McGillivray began at the then Capilano College in 1972. He enjoyed the spirit of the place so much that he devoted his 36-year academic teaching career to teaching and expanding the University’s geography program. “When I started, the head offices were at West Vancouver High School and we taught at church halls and annexes throughout the community,” he said. “They were wonderful years. Classes were small and very interactive.” Early on he saw the need for field trips, taking the College’s interactive philosophy to a new level through real world experiences for staff and students alike. McGillivray developed and ran CapU’s first European field school, teaching geography and anthropology during a 1975 trek across West Germany, Austria, Italy and Greece. He says the hardest part was to convince Lower Mainland universities to recognize the six-credit course so students would have their hard work recognized when transferring to third-year bachelor courses. “I still have many friends from the ’75 field trip,” he said. “People don’t forget these early years.”
In 1995, he led a nine-credit Asia field school through China, Vietnam, Thailand and Hong Kong. Soon after, McGillivray travelled Canada researching and writing the textbooks his name is associated with: The Geography of British Columbia: People and Landscapes in Transition (first published 2000) and Canada: A Nation of Regions (2006). Both have gone through numerous editions, with the fourth edition of Geography of British Columbia coming out in 2019.

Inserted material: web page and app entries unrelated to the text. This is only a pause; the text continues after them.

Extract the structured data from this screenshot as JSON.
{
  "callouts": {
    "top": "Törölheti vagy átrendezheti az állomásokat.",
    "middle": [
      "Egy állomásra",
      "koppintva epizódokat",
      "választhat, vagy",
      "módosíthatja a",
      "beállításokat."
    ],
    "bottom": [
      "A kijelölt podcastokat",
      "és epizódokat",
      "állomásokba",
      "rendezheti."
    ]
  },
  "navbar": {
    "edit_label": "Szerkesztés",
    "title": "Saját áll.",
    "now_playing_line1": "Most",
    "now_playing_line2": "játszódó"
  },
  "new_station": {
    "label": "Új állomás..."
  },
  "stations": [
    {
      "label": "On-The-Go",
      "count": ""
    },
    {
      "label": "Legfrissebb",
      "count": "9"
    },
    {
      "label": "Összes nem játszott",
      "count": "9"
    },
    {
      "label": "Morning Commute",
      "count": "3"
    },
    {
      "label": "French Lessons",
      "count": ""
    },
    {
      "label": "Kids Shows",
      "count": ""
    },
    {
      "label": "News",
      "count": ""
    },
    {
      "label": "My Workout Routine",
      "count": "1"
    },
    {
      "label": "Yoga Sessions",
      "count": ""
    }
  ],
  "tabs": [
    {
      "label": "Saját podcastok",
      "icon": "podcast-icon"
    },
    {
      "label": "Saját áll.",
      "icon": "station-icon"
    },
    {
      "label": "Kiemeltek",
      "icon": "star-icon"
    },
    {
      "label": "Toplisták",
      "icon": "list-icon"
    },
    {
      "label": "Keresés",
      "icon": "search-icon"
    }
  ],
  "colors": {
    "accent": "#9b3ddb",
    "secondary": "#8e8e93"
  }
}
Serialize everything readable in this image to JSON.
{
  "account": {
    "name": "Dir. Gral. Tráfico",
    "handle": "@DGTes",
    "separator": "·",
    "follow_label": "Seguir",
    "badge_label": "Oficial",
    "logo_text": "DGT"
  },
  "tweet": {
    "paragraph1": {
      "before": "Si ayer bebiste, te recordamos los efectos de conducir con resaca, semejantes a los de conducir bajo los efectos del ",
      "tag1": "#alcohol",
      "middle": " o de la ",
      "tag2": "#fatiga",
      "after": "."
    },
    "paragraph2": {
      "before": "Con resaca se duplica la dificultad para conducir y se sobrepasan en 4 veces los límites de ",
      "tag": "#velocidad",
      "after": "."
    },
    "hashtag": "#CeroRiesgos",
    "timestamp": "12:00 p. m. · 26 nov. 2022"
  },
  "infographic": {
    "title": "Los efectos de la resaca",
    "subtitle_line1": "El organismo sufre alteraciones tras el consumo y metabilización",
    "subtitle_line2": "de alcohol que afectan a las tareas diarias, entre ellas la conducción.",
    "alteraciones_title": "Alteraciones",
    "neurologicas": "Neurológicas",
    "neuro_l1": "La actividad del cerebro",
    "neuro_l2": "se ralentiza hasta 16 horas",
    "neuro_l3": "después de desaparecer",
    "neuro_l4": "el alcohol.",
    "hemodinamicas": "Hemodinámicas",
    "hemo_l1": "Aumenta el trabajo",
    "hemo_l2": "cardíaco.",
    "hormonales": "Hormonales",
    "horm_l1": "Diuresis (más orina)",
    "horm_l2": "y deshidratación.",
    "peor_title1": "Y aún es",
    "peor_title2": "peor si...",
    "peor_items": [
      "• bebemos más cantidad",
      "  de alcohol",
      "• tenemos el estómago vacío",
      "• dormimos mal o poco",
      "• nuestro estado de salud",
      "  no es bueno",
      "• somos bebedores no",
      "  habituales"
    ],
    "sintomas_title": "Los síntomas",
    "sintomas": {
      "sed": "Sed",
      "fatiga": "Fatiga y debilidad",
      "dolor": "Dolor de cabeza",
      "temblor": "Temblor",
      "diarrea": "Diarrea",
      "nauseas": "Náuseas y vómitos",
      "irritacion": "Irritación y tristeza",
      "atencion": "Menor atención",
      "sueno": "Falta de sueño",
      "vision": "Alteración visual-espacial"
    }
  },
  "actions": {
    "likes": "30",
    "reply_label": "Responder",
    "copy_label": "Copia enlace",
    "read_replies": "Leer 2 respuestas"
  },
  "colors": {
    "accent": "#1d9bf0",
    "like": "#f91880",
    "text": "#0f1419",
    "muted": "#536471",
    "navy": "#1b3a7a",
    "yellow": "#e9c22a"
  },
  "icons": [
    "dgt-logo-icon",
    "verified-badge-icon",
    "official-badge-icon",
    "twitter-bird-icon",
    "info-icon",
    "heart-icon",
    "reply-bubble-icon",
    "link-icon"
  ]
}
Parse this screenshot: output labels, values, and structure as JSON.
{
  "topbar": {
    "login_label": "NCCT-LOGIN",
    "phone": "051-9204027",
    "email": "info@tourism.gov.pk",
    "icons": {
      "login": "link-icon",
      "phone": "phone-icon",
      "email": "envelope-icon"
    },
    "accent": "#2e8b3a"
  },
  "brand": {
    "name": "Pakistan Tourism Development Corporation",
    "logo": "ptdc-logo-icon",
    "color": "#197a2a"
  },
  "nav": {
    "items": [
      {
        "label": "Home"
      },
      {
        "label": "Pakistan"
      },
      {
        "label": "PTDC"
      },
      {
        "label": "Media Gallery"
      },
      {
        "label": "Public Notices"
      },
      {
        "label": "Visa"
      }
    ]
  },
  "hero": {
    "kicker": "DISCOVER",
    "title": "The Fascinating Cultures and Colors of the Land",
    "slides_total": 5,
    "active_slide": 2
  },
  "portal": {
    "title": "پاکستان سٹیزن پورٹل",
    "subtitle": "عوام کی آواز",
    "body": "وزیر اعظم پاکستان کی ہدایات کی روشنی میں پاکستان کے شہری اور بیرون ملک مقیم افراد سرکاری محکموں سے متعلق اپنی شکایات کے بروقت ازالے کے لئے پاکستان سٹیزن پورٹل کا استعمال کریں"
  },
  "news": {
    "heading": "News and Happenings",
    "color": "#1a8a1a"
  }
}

The books come from the perspective of “an evangelical geographer” aiming to cut academic jargon and inspire a sense of wonder about Canada. McGillivray lives on the Sunshine Coast and, although he retired from Capilano University in 2008, he continues to lecture at the University’s Sechelt campus as well as making guest presentations at universities across the Lower Mainland. The 74-year-old keeps in shape playing hockey and is currently building his seventh house.
Written by: Matthew Wild